### EXERCISE REQUIREMENTS
Look for the word "title" in the material below, then report each line where it occurs.
┄┄┄┄┄┄┄┄┄┄
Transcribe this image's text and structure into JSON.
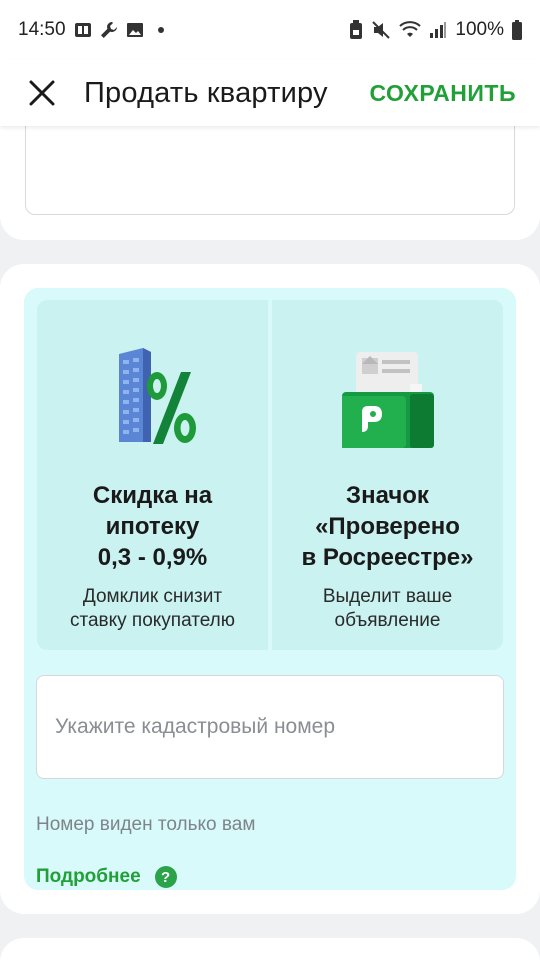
{
  "status_bar": {
    "time": "14:50",
    "battery": "100%",
    "left_icons": [
      "app-icon",
      "wrench-icon",
      "image-icon",
      "dot-icon"
    ],
    "right_icons": [
      "lock-battery-icon",
      "mute-icon",
      "wifi-icon",
      "signal-icon",
      "battery-icon"
    ]
  },
  "app_bar": {
    "title": "Продать квартиру",
    "save_label": "СОХРАНИТЬ",
    "close_icon": "close-icon"
  },
  "promo": {
    "features": [
      {
        "title": "Скидка на\nипотеку\n0,3 - 0,9%",
        "description": "Домклик снизит\nставку покупателю",
        "illustration": "building-percent-illustration"
      },
      {
        "title": "Значок\n«Проверено\nв Росреестре»",
        "description": "Выделит ваше\nобъявление",
        "illustration": "verified-folder-illustration"
      }
    ],
    "cadastral_input": {
      "placeholder": "Укажите кадастровый номер",
      "value": ""
    },
    "helper_text": "Номер виден только вам",
    "more_link": "Подробнее",
    "help_icon": "?"
  },
  "colors": {
    "accent_green": "#21a038",
    "promo_bg": "#d8fafa",
    "feature_bg": "#c9f2f1"
  }
}
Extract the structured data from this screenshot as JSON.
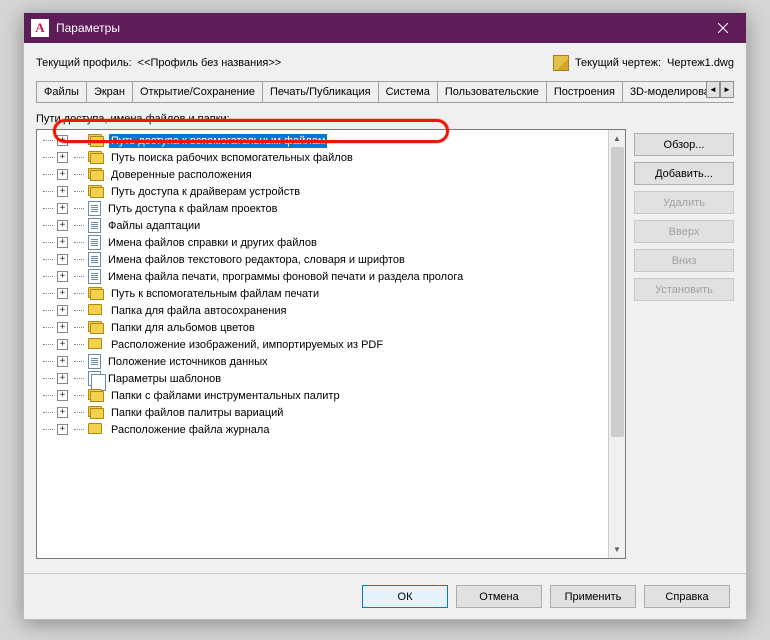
{
  "window": {
    "title": "Параметры",
    "app_letter": "A"
  },
  "profile": {
    "current_profile_label": "Текущий профиль:",
    "current_profile_value": "<<Профиль без названия>>",
    "current_drawing_label": "Текущий чертеж:",
    "current_drawing_value": "Чертеж1.dwg"
  },
  "tabs": {
    "items": [
      {
        "label": "Файлы",
        "active": true
      },
      {
        "label": "Экран"
      },
      {
        "label": "Открытие/Сохранение"
      },
      {
        "label": "Печать/Публикация"
      },
      {
        "label": "Система"
      },
      {
        "label": "Пользовательские"
      },
      {
        "label": "Построения"
      },
      {
        "label": "3D-моделирова"
      }
    ]
  },
  "tree": {
    "section_label": "Пути доступа, имена файлов и папки:",
    "items": [
      {
        "icon": "folder-multi",
        "label": "Путь доступа к вспомогательным файлам",
        "selected": true
      },
      {
        "icon": "folder-multi",
        "label": "Путь поиска рабочих вспомогательных файлов"
      },
      {
        "icon": "folder-multi",
        "label": "Доверенные расположения"
      },
      {
        "icon": "folder-multi",
        "label": "Путь доступа к драйверам устройств"
      },
      {
        "icon": "doc",
        "label": "Путь доступа к файлам проектов"
      },
      {
        "icon": "doc",
        "label": "Файлы адаптации"
      },
      {
        "icon": "doc",
        "label": "Имена файлов справки и других файлов"
      },
      {
        "icon": "doc",
        "label": "Имена файлов текстового редактора, словаря и шрифтов"
      },
      {
        "icon": "doc",
        "label": "Имена файла печати, программы фоновой печати и раздела пролога"
      },
      {
        "icon": "folder-multi",
        "label": "Путь к вспомогательным файлам печати"
      },
      {
        "icon": "folder",
        "label": "Папка для файла автосохранения"
      },
      {
        "icon": "folder-multi",
        "label": "Папки для альбомов цветов"
      },
      {
        "icon": "folder",
        "label": "Расположение изображений, импортируемых из PDF"
      },
      {
        "icon": "doc",
        "label": "Положение источников данных"
      },
      {
        "icon": "doc-multi",
        "label": "Параметры шаблонов"
      },
      {
        "icon": "folder-multi",
        "label": "Папки с файлами инструментальных палитр"
      },
      {
        "icon": "folder-multi",
        "label": "Папки файлов палитры вариаций"
      },
      {
        "icon": "folder",
        "label": "Расположение файла журнала"
      }
    ]
  },
  "side_buttons": {
    "browse": "Обзор...",
    "add": "Добавить...",
    "delete": "Удалить",
    "up": "Вверх",
    "down": "Вниз",
    "set": "Установить"
  },
  "bottom_buttons": {
    "ok": "ОК",
    "cancel": "Отмена",
    "apply": "Применить",
    "help": "Справка"
  }
}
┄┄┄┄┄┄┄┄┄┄
### SOLUTION
    "title": "Продать квартиру",
        "title": "Скидка на\nипотеку\n0,3 - 0,9%",
        "title": "Значок\n«Проверено\nв Росреестре»",
    "title": "Параметры",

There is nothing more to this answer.